### Exercise
Below are some records; print every one of them exactly.

### Records to process
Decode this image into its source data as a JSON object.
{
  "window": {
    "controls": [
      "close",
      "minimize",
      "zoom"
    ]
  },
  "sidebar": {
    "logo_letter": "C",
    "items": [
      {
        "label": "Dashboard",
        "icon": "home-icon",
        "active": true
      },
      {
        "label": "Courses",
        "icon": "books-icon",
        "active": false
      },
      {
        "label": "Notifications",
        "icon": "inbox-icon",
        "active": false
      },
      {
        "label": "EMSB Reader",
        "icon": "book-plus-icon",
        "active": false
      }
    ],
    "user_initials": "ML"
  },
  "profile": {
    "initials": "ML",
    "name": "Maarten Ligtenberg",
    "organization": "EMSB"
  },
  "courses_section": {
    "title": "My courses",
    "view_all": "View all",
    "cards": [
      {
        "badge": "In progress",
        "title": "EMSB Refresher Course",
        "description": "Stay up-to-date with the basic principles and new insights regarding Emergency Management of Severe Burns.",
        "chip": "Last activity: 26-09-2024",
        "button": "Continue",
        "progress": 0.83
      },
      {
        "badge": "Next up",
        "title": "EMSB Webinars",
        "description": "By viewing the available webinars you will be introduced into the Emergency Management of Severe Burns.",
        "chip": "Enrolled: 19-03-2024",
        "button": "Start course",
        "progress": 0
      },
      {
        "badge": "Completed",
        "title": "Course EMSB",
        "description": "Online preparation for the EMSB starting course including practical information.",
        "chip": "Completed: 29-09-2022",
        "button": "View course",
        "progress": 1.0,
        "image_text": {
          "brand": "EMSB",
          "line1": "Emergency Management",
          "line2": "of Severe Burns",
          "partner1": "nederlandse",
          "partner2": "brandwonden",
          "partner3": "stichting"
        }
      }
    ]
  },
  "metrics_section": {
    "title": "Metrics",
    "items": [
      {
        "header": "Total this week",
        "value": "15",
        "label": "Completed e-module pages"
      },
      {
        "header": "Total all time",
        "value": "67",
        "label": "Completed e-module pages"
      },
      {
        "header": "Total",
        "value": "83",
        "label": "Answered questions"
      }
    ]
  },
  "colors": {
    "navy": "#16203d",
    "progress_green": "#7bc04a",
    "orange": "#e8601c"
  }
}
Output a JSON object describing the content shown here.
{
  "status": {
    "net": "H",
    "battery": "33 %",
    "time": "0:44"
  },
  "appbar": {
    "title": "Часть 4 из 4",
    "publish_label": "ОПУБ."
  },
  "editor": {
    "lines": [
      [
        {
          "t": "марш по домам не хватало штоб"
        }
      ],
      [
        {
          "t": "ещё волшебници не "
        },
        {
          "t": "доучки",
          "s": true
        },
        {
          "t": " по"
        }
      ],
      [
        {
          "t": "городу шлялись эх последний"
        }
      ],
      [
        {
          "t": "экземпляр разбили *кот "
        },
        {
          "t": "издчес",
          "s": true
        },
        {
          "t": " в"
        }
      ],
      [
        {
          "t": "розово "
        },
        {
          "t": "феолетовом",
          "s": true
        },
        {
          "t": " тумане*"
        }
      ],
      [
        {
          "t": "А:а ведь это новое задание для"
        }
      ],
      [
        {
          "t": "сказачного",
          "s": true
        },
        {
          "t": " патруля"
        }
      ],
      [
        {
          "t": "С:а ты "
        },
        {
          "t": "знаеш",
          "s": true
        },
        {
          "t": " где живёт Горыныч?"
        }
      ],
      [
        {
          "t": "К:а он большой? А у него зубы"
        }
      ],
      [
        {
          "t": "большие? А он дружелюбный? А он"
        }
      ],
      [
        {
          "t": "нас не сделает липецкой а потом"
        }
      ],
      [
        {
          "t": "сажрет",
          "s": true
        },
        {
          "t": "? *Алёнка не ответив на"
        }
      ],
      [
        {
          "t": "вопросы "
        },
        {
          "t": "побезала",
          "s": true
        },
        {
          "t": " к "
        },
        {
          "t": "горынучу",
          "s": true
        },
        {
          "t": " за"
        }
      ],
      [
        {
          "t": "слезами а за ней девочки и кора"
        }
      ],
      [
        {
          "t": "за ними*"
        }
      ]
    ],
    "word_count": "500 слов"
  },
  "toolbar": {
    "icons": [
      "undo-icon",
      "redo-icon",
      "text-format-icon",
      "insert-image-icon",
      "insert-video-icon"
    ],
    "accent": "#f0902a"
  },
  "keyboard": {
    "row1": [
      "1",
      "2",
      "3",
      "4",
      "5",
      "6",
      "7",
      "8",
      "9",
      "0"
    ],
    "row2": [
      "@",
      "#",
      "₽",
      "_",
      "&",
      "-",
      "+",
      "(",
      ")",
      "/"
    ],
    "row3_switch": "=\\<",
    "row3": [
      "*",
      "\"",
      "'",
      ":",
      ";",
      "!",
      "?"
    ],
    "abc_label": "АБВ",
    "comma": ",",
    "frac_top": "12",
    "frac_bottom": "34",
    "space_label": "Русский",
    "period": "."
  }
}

### Solved exercise
Decode this image into its source data as a JSON object.
{
  "window": {
    "controls": [
      "close",
      "minimize",
      "zoom"
    ]
  },
  "sidebar": {
    "logo_letter": "C",
    "items": [
      {
        "label": "Dashboard",
        "icon": "home-icon",
        "active": true
      },
      {
        "label": "Courses",
        "icon": "books-icon",
        "active": false
      },
      {
        "label": "Notifications",
        "icon": "inbox-icon",
        "active": false
      },
      {
        "label": "EMSB Reader",
        "icon": "book-plus-icon",
        "active": false
      }
    ],
    "user_initials": "ML"
  },
  "profile": {
    "initials": "ML",
    "name": "Maarten Ligtenberg",
    "organization": "EMSB"
  },
  "courses_section": {
    "title": "My courses",
    "view_all": "View all",
    "cards": [
      {
        "badge": "In progress",
        "title": "EMSB Refresher Course",
        "description": "Stay up-to-date with the basic principles and new insights regarding Emergency Management of Severe Burns.",
        "chip": "Last activity: 26-09-2024",
        "button": "Continue",
        "progress": 0.83
      },
      {
        "badge": "Next up",
        "title": "EMSB Webinars",
        "description": "By viewing the available webinars you will be introduced into the Emergency Management of Severe Burns.",
        "chip": "Enrolled: 19-03-2024",
        "button": "Start course",
        "progress": 0
      },
      {
        "badge": "Completed",
        "title": "Course EMSB",
        "description": "Online preparation for the EMSB starting course including practical information.",
        "chip": "Completed: 29-09-2022",
        "button": "View course",
        "progress": 1.0,
        "image_text": {
          "brand": "EMSB",
          "line1": "Emergency Management",
          "line2": "of Severe Burns",
          "partner1": "nederlandse",
          "partner2": "brandwonden",
          "partner3": "stichting"
        }
      }
    ]
  },
  "metrics_section": {
    "title": "Metrics",
    "items": [
      {
        "header": "Total this week",
        "value": "15",
        "label": "Completed e-module pages"
      },
      {
        "header": "Total all time",
        "value": "67",
        "label": "Completed e-module pages"
      },
      {
        "header": "Total",
        "value": "83",
        "label": "Answered questions"
      }
    ]
  },
  "colors": {
    "navy": "#16203d",
    "progress_green": "#7bc04a",
    "orange": "#e8601c"
  }
}
Output a JSON object describing the content shown here.
{
  "status": {
    "net": "H",
    "battery": "33 %",
    "time": "0:44"
  },
  "appbar": {
    "title": "Часть 4 из 4",
    "publish_label": "ОПУБ."
  },
  "editor": {
    "lines": [
      [
        {
          "t": "марш по домам не хватало штоб"
        }
      ],
      [
        {
          "t": "ещё волшебници не "
        },
        {
          "t": "доучки",
          "s": true
        },
        {
          "t": " по"
        }
      ],
      [
        {
          "t": "городу шлялись эх последний"
        }
      ],
      [
        {
          "t": "экземпляр разбили *кот "
        },
        {
          "t": "издчес",
          "s": true
        },
        {
          "t": " в"
        }
      ],
      [
        {
          "t": "розово "
        },
        {
          "t": "феолетовом",
          "s": true
        },
        {
          "t": " тумане*"
        }
      ],
      [
        {
          "t": "А:а ведь это новое задание для"
        }
      ],
      [
        {
          "t": "сказачного",
          "s": true
        },
        {
          "t": " патруля"
        }
      ],
      [
        {
          "t": "С:а ты "
        },
        {
          "t": "знаеш",
          "s": true
        },
        {
          "t": " где живёт Горыныч?"
        }
      ],
      [
        {
          "t": "К:а он большой? А у него зубы"
        }
      ],
      [
        {
          "t": "большие? А он дружелюбный? А он"
        }
      ],
      [
        {
          "t": "нас не сделает липецкой а потом"
        }
      ],
      [
        {
          "t": "сажрет",
          "s": true
        },
        {
          "t": "? *Алёнка не ответив на"
        }
      ],
      [
        {
          "t": "вопросы "
        },
        {
          "t": "побезала",
          "s": true
        },
        {
          "t": " к "
        },
        {
          "t": "горынучу",
          "s": true
        },
        {
          "t": " за"
        }
      ],
      [
        {
          "t": "слезами а за ней девочки и кора"
        }
      ],
      [
        {
          "t": "за ними*"
        }
      ]
    ],
    "word_count": "500 слов"
  },
  "toolbar": {
    "icons": [
      "undo-icon",
      "redo-icon",
      "text-format-icon",
      "insert-image-icon",
      "insert-video-icon"
    ],
    "accent": "#f0902a"
  },
  "keyboard": {
    "row1": [
      "1",
      "2",
      "3",
      "4",
      "5",
      "6",
      "7",
      "8",
      "9",
      "0"
    ],
    "row2": [
      "@",
      "#",
      "₽",
      "_",
      "&",
      "-",
      "+",
      "(",
      ")",
      "/"
    ],
    "row3_switch": "=\\<",
    "row3": [
      "*",
      "\"",
      "'",
      ":",
      ";",
      "!",
      "?"
    ],
    "abc_label": "АБВ",
    "comma": ",",
    "frac_top": "12",
    "frac_bottom": "34",
    "space_label": "Русский",
    "period": "."
  }
}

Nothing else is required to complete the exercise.